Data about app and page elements
┄┄┄┄┄┄┄┄┄┄┄┄┄┄┄┄┄┄┄┄

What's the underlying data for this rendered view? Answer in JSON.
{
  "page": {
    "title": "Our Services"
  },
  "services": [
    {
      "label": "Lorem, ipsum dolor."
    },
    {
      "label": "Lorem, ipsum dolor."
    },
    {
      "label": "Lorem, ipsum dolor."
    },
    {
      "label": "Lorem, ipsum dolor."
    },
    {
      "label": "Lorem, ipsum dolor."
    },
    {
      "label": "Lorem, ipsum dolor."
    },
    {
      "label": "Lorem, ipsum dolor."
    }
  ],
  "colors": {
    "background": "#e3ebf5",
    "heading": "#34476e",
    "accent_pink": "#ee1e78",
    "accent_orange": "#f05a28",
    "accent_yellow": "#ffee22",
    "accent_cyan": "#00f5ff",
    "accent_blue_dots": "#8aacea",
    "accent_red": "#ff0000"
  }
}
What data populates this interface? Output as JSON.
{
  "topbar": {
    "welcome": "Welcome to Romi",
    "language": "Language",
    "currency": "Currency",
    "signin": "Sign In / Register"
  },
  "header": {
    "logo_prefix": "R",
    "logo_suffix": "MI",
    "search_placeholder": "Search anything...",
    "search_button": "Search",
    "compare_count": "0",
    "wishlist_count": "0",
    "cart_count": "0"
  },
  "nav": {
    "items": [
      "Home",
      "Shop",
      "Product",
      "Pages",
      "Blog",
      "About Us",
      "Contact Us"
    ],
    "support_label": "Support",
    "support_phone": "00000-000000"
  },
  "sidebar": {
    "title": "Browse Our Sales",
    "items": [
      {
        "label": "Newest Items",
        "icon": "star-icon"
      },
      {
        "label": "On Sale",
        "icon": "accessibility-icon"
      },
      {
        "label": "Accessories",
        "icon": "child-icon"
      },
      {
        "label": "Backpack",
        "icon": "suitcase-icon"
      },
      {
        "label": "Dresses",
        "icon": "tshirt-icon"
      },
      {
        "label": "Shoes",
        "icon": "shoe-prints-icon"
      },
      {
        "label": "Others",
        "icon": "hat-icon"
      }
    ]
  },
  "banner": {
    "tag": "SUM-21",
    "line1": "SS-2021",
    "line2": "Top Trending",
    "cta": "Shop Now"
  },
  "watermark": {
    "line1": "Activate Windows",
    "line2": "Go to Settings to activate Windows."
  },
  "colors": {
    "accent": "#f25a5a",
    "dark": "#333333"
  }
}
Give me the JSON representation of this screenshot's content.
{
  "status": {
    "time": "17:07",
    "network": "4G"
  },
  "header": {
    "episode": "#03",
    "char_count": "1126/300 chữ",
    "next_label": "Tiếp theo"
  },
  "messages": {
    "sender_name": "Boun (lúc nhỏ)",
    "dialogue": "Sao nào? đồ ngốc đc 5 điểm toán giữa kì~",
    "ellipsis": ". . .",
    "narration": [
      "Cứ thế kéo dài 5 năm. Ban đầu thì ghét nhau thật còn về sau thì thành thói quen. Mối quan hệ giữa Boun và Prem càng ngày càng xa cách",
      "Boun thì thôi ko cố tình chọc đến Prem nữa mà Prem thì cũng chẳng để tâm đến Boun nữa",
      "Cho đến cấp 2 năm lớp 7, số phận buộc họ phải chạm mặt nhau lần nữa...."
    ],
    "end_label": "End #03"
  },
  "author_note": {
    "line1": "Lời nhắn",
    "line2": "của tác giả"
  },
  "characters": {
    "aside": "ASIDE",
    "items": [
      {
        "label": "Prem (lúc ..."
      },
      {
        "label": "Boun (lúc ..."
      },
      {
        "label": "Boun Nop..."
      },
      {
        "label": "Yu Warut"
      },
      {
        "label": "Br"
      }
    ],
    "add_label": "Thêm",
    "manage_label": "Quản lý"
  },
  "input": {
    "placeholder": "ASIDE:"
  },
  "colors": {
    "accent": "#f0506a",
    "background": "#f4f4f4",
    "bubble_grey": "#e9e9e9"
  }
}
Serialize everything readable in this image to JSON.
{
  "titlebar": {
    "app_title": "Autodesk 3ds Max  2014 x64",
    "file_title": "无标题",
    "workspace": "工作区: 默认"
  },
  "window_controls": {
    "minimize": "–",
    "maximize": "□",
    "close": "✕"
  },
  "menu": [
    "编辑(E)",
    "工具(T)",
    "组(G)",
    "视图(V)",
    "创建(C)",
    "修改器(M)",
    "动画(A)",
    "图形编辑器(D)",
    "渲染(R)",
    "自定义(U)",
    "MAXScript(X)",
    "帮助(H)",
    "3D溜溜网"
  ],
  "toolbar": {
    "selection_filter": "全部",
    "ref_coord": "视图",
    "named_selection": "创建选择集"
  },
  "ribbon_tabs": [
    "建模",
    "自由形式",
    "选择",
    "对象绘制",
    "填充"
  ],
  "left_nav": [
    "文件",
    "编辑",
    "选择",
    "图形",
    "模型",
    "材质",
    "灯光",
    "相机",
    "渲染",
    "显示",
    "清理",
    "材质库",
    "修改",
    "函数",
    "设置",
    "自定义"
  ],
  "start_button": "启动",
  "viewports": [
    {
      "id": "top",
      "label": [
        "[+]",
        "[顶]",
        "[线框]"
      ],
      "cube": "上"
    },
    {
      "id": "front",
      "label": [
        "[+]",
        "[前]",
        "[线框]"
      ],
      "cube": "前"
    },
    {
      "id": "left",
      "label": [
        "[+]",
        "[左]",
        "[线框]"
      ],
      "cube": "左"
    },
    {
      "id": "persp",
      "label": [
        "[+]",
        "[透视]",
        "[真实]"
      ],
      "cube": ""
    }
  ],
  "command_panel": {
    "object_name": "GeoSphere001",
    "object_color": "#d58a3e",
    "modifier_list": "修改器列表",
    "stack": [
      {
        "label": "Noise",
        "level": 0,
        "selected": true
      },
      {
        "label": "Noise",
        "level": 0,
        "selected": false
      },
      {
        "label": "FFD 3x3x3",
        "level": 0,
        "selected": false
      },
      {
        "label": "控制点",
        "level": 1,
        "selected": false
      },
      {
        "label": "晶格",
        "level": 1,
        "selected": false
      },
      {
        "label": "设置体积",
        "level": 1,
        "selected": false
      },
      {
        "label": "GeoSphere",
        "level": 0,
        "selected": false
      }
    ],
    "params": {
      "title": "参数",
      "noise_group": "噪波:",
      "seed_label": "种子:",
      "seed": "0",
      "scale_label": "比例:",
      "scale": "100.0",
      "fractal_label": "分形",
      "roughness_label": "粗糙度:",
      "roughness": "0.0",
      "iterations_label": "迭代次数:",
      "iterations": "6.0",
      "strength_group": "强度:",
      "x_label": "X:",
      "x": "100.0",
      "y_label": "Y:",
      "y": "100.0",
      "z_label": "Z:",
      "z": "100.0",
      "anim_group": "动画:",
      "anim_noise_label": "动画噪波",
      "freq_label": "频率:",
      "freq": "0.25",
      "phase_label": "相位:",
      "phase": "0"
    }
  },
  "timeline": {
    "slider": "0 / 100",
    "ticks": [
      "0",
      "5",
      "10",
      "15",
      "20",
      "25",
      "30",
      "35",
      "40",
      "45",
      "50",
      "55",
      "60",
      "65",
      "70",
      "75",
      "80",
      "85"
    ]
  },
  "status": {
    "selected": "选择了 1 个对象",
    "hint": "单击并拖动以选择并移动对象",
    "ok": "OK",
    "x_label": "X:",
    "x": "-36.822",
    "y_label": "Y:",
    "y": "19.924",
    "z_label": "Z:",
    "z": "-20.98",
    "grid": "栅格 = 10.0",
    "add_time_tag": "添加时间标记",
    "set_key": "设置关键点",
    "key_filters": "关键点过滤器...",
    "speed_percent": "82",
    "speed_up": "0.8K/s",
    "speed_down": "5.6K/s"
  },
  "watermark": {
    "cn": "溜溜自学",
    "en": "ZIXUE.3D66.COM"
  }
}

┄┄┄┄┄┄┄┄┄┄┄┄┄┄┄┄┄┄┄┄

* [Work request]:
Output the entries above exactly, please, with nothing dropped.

* [Your solution]:
What's the underlying data for this rendered view? Answer in JSON.
{
  "page": {
    "title": "Our Services"
  },
  "services": [
    {
      "label": "Lorem, ipsum dolor."
    },
    {
      "label": "Lorem, ipsum dolor."
    },
    {
      "label": "Lorem, ipsum dolor."
    },
    {
      "label": "Lorem, ipsum dolor."
    },
    {
      "label": "Lorem, ipsum dolor."
    },
    {
      "label": "Lorem, ipsum dolor."
    },
    {
      "label": "Lorem, ipsum dolor."
    }
  ],
  "colors": {
    "background": "#e3ebf5",
    "heading": "#34476e",
    "accent_pink": "#ee1e78",
    "accent_orange": "#f05a28",
    "accent_yellow": "#ffee22",
    "accent_cyan": "#00f5ff",
    "accent_blue_dots": "#8aacea",
    "accent_red": "#ff0000"
  }
}
What data populates this interface? Output as JSON.
{
  "topbar": {
    "welcome": "Welcome to Romi",
    "language": "Language",
    "currency": "Currency",
    "signin": "Sign In / Register"
  },
  "header": {
    "logo_prefix": "R",
    "logo_suffix": "MI",
    "search_placeholder": "Search anything...",
    "search_button": "Search",
    "compare_count": "0",
    "wishlist_count": "0",
    "cart_count": "0"
  },
  "nav": {
    "items": [
      "Home",
      "Shop",
      "Product",
      "Pages",
      "Blog",
      "About Us",
      "Contact Us"
    ],
    "support_label": "Support",
    "support_phone": "00000-000000"
  },
  "sidebar": {
    "title": "Browse Our Sales",
    "items": [
      {
        "label": "Newest Items",
        "icon": "star-icon"
      },
      {
        "label": "On Sale",
        "icon": "accessibility-icon"
      },
      {
        "label": "Accessories",
        "icon": "child-icon"
      },
      {
        "label": "Backpack",
        "icon": "suitcase-icon"
      },
      {
        "label": "Dresses",
        "icon": "tshirt-icon"
      },
      {
        "label": "Shoes",
        "icon": "shoe-prints-icon"
      },
      {
        "label": "Others",
        "icon": "hat-icon"
      }
    ]
  },
  "banner": {
    "tag": "SUM-21",
    "line1": "SS-2021",
    "line2": "Top Trending",
    "cta": "Shop Now"
  },
  "watermark": {
    "line1": "Activate Windows",
    "line2": "Go to Settings to activate Windows."
  },
  "colors": {
    "accent": "#f25a5a",
    "dark": "#333333"
  }
}
Give me the JSON representation of this screenshot's content.
{
  "status": {
    "time": "17:07",
    "network": "4G"
  },
  "header": {
    "episode": "#03",
    "char_count": "1126/300 chữ",
    "next_label": "Tiếp theo"
  },
  "messages": {
    "sender_name": "Boun (lúc nhỏ)",
    "dialogue": "Sao nào? đồ ngốc đc 5 điểm toán giữa kì~",
    "ellipsis": ". . .",
    "narration": [
      "Cứ thế kéo dài 5 năm. Ban đầu thì ghét nhau thật còn về sau thì thành thói quen. Mối quan hệ giữa Boun và Prem càng ngày càng xa cách",
      "Boun thì thôi ko cố tình chọc đến Prem nữa mà Prem thì cũng chẳng để tâm đến Boun nữa",
      "Cho đến cấp 2 năm lớp 7, số phận buộc họ phải chạm mặt nhau lần nữa...."
    ],
    "end_label": "End #03"
  },
  "author_note": {
    "line1": "Lời nhắn",
    "line2": "của tác giả"
  },
  "characters": {
    "aside": "ASIDE",
    "items": [
      {
        "label": "Prem (lúc ..."
      },
      {
        "label": "Boun (lúc ..."
      },
      {
        "label": "Boun Nop..."
      },
      {
        "label": "Yu Warut"
      },
      {
        "label": "Br"
      }
    ],
    "add_label": "Thêm",
    "manage_label": "Quản lý"
  },
  "input": {
    "placeholder": "ASIDE:"
  },
  "colors": {
    "accent": "#f0506a",
    "background": "#f4f4f4",
    "bubble_grey": "#e9e9e9"
  }
}
Serialize everything readable in this image to JSON.
{
  "titlebar": {
    "app_title": "Autodesk 3ds Max  2014 x64",
    "file_title": "无标题",
    "workspace": "工作区: 默认"
  },
  "window_controls": {
    "minimize": "–",
    "maximize": "□",
    "close": "✕"
  },
  "menu": [
    "编辑(E)",
    "工具(T)",
    "组(G)",
    "视图(V)",
    "创建(C)",
    "修改器(M)",
    "动画(A)",
    "图形编辑器(D)",
    "渲染(R)",
    "自定义(U)",
    "MAXScript(X)",
    "帮助(H)",
    "3D溜溜网"
  ],
  "toolbar": {
    "selection_filter": "全部",
    "ref_coord": "视图",
    "named_selection": "创建选择集"
  },
  "ribbon_tabs": [
    "建模",
    "自由形式",
    "选择",
    "对象绘制",
    "填充"
  ],
  "left_nav": [
    "文件",
    "编辑",
    "选择",
    "图形",
    "模型",
    "材质",
    "灯光",
    "相机",
    "渲染",
    "显示",
    "清理",
    "材质库",
    "修改",
    "函数",
    "设置",
    "自定义"
  ],
  "start_button": "启动",
  "viewports": [
    {
      "id": "top",
      "label": [
        "[+]",
        "[顶]",
        "[线框]"
      ],
      "cube": "上"
    },
    {
      "id": "front",
      "label": [
        "[+]",
        "[前]",
        "[线框]"
      ],
      "cube": "前"
    },
    {
      "id": "left",
      "label": [
        "[+]",
        "[左]",
        "[线框]"
      ],
      "cube": "左"
    },
    {
      "id": "persp",
      "label": [
        "[+]",
        "[透视]",
        "[真实]"
      ],
      "cube": ""
    }
  ],
  "command_panel": {
    "object_name": "GeoSphere001",
    "object_color": "#d58a3e",
    "modifier_list": "修改器列表",
    "stack": [
      {
        "label": "Noise",
        "level": 0,
        "selected": true
      },
      {
        "label": "Noise",
        "level": 0,
        "selected": false
      },
      {
        "label": "FFD 3x3x3",
        "level": 0,
        "selected": false
      },
      {
        "label": "控制点",
        "level": 1,
        "selected": false
      },
      {
        "label": "晶格",
        "level": 1,
        "selected": false
      },
      {
        "label": "设置体积",
        "level": 1,
        "selected": false
      },
      {
        "label": "GeoSphere",
        "level": 0,
        "selected": false
      }
    ],
    "params": {
      "title": "参数",
      "noise_group": "噪波:",
      "seed_label": "种子:",
      "seed": "0",
      "scale_label": "比例:",
      "scale": "100.0",
      "fractal_label": "分形",
      "roughness_label": "粗糙度:",
      "roughness": "0.0",
      "iterations_label": "迭代次数:",
      "iterations": "6.0",
      "strength_group": "强度:",
      "x_label": "X:",
      "x": "100.0",
      "y_label": "Y:",
      "y": "100.0",
      "z_label": "Z:",
      "z": "100.0",
      "anim_group": "动画:",
      "anim_noise_label": "动画噪波",
      "freq_label": "频率:",
      "freq": "0.25",
      "phase_label": "相位:",
      "phase": "0"
    }
  },
  "timeline": {
    "slider": "0 / 100",
    "ticks": [
      "0",
      "5",
      "10",
      "15",
      "20",
      "25",
      "30",
      "35",
      "40",
      "45",
      "50",
      "55",
      "60",
      "65",
      "70",
      "75",
      "80",
      "85"
    ]
  },
  "status": {
    "selected": "选择了 1 个对象",
    "hint": "单击并拖动以选择并移动对象",
    "ok": "OK",
    "x_label": "X:",
    "x": "-36.822",
    "y_label": "Y:",
    "y": "19.924",
    "z_label": "Z:",
    "z": "-20.98",
    "grid": "栅格 = 10.0",
    "add_time_tag": "添加时间标记",
    "set_key": "设置关键点",
    "key_filters": "关键点过滤器...",
    "speed_percent": "82",
    "speed_up": "0.8K/s",
    "speed_down": "5.6K/s"
  },
  "watermark": {
    "cn": "溜溜自学",
    "en": "ZIXUE.3D66.COM"
  }
}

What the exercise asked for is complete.